The chronic futurhythmelody of Allen’s Afrobeat is faithfully handled by Villalobos, turning in 29 minutes of elastic roil and parry split over two sides and designed to fluidly untangle your limbs in timeless, forwardly intuitive style.
Music From Memory mine more gold from Michal Turtle’s archive of idiosyncratic home recordings made in Croydon between 1983-85. Combining vocals like a pre-echo of Dale Cornish, together with the dreamiest electro-jazz, balmy ambient dub and languid 4th world grooves, this one has breezy summer days and long warms nights written all over its blissed out face.
“Delving further into the archives of British musician Michal Turtle, MFM 029 ‘Return To Jeka’ brings together eight previously unreleased works recorded between 1983 and 1985. Drawn from a larger archive of works the compilation highlights a fascinating period of material Michal recorded after the release of his only album.
Working as an accompanist musician at the Laban Centre in New Cross at the time, Michal there met Jonathan Smart who was currently studying Dance.
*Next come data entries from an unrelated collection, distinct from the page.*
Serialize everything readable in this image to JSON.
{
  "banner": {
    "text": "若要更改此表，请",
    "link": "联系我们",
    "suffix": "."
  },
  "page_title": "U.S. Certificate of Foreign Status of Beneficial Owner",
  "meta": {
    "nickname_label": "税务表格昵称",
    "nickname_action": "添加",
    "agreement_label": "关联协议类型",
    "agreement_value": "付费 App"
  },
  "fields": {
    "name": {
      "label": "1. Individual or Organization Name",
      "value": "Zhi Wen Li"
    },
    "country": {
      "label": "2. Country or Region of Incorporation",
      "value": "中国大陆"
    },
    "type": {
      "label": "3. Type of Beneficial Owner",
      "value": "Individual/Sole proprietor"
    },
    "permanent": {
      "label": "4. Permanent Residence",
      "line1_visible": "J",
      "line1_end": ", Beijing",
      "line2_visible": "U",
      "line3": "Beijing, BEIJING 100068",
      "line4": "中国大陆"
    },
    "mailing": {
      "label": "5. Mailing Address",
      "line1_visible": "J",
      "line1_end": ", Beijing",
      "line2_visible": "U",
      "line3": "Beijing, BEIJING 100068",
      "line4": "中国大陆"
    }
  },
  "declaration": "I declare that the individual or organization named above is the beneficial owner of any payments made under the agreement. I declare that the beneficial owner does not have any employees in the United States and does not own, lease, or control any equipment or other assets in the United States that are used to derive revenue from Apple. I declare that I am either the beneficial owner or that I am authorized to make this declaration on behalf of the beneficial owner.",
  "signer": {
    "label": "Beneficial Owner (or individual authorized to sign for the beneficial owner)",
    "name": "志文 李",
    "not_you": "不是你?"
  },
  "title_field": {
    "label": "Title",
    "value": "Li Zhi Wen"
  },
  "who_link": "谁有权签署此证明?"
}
After being invited to add spoken word vocals to a few of Michal’s tracks, Michal discovered Jonathan was also an accomplished guitarist; and Jonathan would add guitar to a number of recordings from this period. Vocalist Lucianne Lassalle who Michal was working with in locals bands ‘The Duplicates’ and ‘The Wicked Kitchen Staff’ and who had worked with Michal on recordings for his album, would also collaborate with Michal during this period.
While some tracks were produced with he idea in mind of a follow up to his album ‘Music From The Living Room which UK label Shout proposed but which would sadly not materialise, others were in fact demos written for student dance choreographies. Produced in the living room of his parents home in Croydon, South London and later in his apartment in Camden Town, Michal Turtle’s home recordings featured on’Return To Jeka’ continue his unique musical explorations; drawing extensively on the use of percussion and electronics they bring together elements which were not only in many aspects visionary but also sound like little else.”